Before you can work as a massage therapist, you’ll need to enroll and complete a massage therapy education program. You’ll be required to complete somewhere between 330 and 1,000 hours of training, which adds up to anywhere from a matter of weeks to two years.
The time you spend in training will prepare you to take the entry-level massage therapist licensing exam called the MBLEx (Massage and Bodywork Licensing Exam), administered by the Federation of State Massage Therapy Boards.
Not every state has the same licensing requirements for massage therapists, so check your state’s regulatory board to make sure your massage therapy program meets the minimum requirements.
What career paths can I take as a massage therapist?
With your massage license, you’ll be qualified to work in a number of settings—especially as the demand for massage therapists grows.
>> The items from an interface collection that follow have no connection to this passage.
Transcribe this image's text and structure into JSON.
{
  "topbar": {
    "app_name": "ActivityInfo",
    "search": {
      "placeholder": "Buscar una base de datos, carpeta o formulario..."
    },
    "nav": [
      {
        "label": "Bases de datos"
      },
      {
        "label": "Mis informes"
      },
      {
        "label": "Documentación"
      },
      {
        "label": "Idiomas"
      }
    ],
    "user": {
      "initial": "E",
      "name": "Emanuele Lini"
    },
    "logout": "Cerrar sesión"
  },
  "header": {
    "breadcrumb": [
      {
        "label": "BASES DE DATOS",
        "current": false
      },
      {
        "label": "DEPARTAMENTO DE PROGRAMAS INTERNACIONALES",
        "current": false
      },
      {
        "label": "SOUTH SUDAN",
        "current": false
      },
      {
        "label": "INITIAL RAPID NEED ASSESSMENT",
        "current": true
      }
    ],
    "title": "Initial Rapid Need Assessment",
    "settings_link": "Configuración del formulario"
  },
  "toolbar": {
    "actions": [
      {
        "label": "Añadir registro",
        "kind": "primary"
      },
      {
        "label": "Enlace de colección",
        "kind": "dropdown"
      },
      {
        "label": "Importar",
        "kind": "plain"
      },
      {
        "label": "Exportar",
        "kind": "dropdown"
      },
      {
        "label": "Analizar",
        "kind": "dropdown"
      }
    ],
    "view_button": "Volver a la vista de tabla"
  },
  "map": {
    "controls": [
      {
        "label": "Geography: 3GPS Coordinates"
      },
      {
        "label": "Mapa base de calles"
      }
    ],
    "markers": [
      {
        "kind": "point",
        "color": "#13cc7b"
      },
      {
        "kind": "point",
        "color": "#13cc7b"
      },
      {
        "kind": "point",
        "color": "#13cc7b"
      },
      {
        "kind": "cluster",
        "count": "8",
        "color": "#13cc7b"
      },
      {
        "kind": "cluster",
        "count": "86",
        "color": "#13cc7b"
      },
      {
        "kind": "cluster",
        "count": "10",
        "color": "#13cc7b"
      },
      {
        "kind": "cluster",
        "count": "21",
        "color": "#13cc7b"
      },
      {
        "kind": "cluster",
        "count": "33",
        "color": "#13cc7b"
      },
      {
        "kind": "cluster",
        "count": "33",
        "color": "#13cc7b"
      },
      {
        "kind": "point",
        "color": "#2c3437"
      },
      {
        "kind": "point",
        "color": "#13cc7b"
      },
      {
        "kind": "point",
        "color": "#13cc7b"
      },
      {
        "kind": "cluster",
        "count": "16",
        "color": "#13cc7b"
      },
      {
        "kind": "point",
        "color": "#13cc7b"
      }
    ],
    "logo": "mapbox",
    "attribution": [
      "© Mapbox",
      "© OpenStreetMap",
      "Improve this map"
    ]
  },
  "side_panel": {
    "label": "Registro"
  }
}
Consider a few of these potential workplaces:
- Spas: A spa environment is one of the first places people think of when they’re craving a soothing massage experience. Massage therapists “stage” their work space so it’s comfortable and inviting for the client. The goal of the massage therapist is to make the client feel transported to full relaxation mode.
- Rehab clinics and hospitals: In a rehabilitation setting, your massage methods will focus on soothing and healing injuries. For instance, if someone is recovering from a knee injury, you would use massage techniques meant to relieve pain and restore mobility.
- Cruise ships, hotels and resorts: What better time to relax and refresh with a massage than on vacation? For many people, vacation is a time to splurge on luxuries, so massage therapist will often enjoy a steady stream of clients. However, it will be rare to build long-lasting relationships since clients are only in the location temporarily.
- Health and wellness centers: As the shift toward natural healing methods continues, massage therapists can fill a needed role. Patients who don’t want to take medication may come to a health or wellness center for massage treatments to help aid anything from muscle injuries to headaches to anxiety.
- Self-employed private practice: Another great option is to start your own massage therapy practice. This route requires an entrepreneurial spirit and hard work to get things off the ground, but the benefits include choosing your own hours and getting to keep all the profits.
Learn about pay and salary projections for massage therapists.